In the afternoon we had a documentary making workshop.  How do 25 people make a documentary?  1t is not an easy thing to be "in charge" of this event.  I take my role seriously.  I am prepared and nervous at the same time.  I am sailing in unknown waters, leading people in the dark. Yet I am confident in my process.  I want children to be able to do this alone after I am done.  I want them to understand what it takes to make something like this happen.  I want them to learn the skills involved and be empowered.  I want them to reach for the sky and get somewhere close.

Luckily I am not alone.  I have enthusiastic supporters, people providing skills and tech help, motivators and facilitators, kind friends, listeners, caring mothers and people I can lean on.

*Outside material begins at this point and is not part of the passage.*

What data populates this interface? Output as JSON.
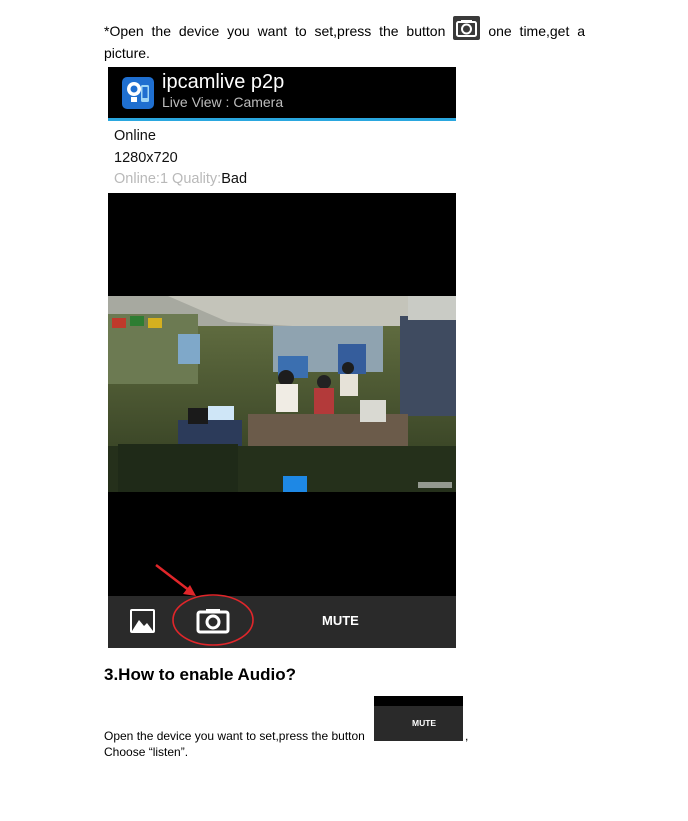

I decided to use fish as a metaphor for our wonderful individual contributors to the documentary.  We are going to try and work together, swim as a group yet branch out into areas of interest.  We are going to pull together when there is a deadline. (This is a strange concept for a homeschooler!)

We all made a fish and placed the fish under the heading where we are most interested in working.  Stars are second choices.  We have some very excited documentary makers!

We talked about documentaries we have seen, their messages and that documentaries are a way to research a topic, to explore something we care about.  What do we care about? Our documentary is going to be about how we are going to ensure a safe food supply in our future.  Our IT specialist modeled using mindmapping software as a way to record a meeting and a groups thoughts.  Later I went through different roles and thought about how children could use this mindmapping app (Simplemindsfree) to work out how to move forward in their group.

Later in our day, one of our participants, who had earlier presented to the group how he is setting up a youth film festival, gave a 30 minute seminar on how to make an iMovie.  IMovie is very similar to Final Cut Pro X.  My Final Cut Pro Instructor suggested the children make movies first on iMovie before embarking on Final Cut Pro X.   We saw a cool iMovie that Kaya, one of our participants, had made about the difference between a free range egg from chicken with a varied diet including bugs and an egg that is the product of a hen in the industrial food system. By the end of the day making an iMovie seemed quite doable, and as we had filmed the children working on their projects, we even had footage to get started with.

I was so happy to become acquainted with these new skills, especially mind mapping.  I feel we moved forward in our process.  It is wonderful for the children that time is set aside every week for them to concentrate on creating something that they dared to dream.  It is exciting to see the children engaged  and busy, working on their own unique projects.  I am proud of them.